EXERCISE GOAL =>
Extract exactly the range of lines bounded by the line containing "What's the underlying" and the final line of the listing, both ends included, and no other lines.

TASK INPUT =>
"""

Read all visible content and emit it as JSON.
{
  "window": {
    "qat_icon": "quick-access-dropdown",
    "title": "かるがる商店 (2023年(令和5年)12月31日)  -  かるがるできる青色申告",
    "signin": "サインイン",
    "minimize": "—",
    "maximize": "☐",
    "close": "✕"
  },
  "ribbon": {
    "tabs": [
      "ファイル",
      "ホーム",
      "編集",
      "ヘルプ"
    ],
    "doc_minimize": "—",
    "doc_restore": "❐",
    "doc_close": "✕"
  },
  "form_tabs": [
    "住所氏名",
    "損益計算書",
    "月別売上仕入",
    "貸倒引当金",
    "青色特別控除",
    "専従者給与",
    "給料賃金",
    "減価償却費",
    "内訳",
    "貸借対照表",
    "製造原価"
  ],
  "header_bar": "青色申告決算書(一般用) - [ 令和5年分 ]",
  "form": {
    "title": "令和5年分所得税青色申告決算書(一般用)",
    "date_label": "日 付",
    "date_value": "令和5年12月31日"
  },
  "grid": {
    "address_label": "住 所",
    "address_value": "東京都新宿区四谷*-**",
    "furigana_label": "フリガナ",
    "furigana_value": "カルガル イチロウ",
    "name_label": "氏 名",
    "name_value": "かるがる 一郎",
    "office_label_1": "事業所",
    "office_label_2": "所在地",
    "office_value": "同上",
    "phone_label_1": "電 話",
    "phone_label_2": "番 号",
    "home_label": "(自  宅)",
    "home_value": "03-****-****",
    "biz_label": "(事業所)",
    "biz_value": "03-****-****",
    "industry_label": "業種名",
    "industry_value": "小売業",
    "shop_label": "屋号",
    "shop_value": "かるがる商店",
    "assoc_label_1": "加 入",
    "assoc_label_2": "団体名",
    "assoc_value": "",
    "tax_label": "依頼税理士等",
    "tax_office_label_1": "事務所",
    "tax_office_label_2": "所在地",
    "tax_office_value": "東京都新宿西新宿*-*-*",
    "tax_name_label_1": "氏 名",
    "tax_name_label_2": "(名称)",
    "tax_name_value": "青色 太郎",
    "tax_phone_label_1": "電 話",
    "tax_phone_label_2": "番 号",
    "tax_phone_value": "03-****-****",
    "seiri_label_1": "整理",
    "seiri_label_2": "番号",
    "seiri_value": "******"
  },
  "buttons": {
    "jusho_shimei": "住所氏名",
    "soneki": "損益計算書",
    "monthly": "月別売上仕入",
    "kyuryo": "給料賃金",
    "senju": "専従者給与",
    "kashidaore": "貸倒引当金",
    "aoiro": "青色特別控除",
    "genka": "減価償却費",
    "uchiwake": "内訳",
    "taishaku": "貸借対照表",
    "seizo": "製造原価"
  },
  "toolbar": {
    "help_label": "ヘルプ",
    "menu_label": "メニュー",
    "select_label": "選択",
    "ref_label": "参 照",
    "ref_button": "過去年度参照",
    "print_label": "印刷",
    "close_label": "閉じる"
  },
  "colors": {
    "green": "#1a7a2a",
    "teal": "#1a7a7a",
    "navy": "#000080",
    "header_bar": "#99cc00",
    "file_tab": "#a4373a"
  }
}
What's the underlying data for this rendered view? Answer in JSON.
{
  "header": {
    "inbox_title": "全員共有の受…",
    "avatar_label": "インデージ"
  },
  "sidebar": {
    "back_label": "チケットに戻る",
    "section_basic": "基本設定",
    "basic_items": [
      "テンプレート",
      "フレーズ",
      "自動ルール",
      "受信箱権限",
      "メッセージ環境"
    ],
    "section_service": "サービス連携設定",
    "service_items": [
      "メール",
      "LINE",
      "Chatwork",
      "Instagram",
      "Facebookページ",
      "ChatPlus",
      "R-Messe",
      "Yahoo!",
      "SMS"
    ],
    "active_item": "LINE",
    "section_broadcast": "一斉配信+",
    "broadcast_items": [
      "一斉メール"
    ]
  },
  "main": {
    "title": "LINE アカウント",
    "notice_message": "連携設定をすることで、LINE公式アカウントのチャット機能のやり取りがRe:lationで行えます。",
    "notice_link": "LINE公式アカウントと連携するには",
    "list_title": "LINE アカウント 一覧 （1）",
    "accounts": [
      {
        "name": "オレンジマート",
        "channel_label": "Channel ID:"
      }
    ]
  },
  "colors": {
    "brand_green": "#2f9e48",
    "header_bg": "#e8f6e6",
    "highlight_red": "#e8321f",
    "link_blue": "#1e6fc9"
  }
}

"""

RESULT =>
What's the underlying data for this rendered view? Answer in JSON.
{
  "header": {
    "inbox_title": "全員共有の受…",
    "avatar_label": "インデージ"
  },
  "sidebar": {
    "back_label": "チケットに戻る",
    "section_basic": "基本設定",
    "basic_items": [
      "テンプレート",
      "フレーズ",
      "自動ルール",
      "受信箱権限",
      "メッセージ環境"
    ],
    "section_service": "サービス連携設定",
    "service_items": [
      "メール",
      "LINE",
      "Chatwork",
      "Instagram",
      "Facebookページ",
      "ChatPlus",
      "R-Messe",
      "Yahoo!",
      "SMS"
    ],
    "active_item": "LINE",
    "section_broadcast": "一斉配信+",
    "broadcast_items": [
      "一斉メール"
    ]
  },
  "main": {
    "title": "LINE アカウント",
    "notice_message": "連携設定をすることで、LINE公式アカウントのチャット機能のやり取りがRe:lationで行えます。",
    "notice_link": "LINE公式アカウントと連携するには",
    "list_title": "LINE アカウント 一覧 （1）",
    "accounts": [
      {
        "name": "オレンジマート",
        "channel_label": "Channel ID:"
      }
    ]
  },
  "colors": {
    "brand_green": "#2f9e48",
    "header_bg": "#e8f6e6",
    "highlight_red": "#e8321f",
    "link_blue": "#1e6fc9"
  }
}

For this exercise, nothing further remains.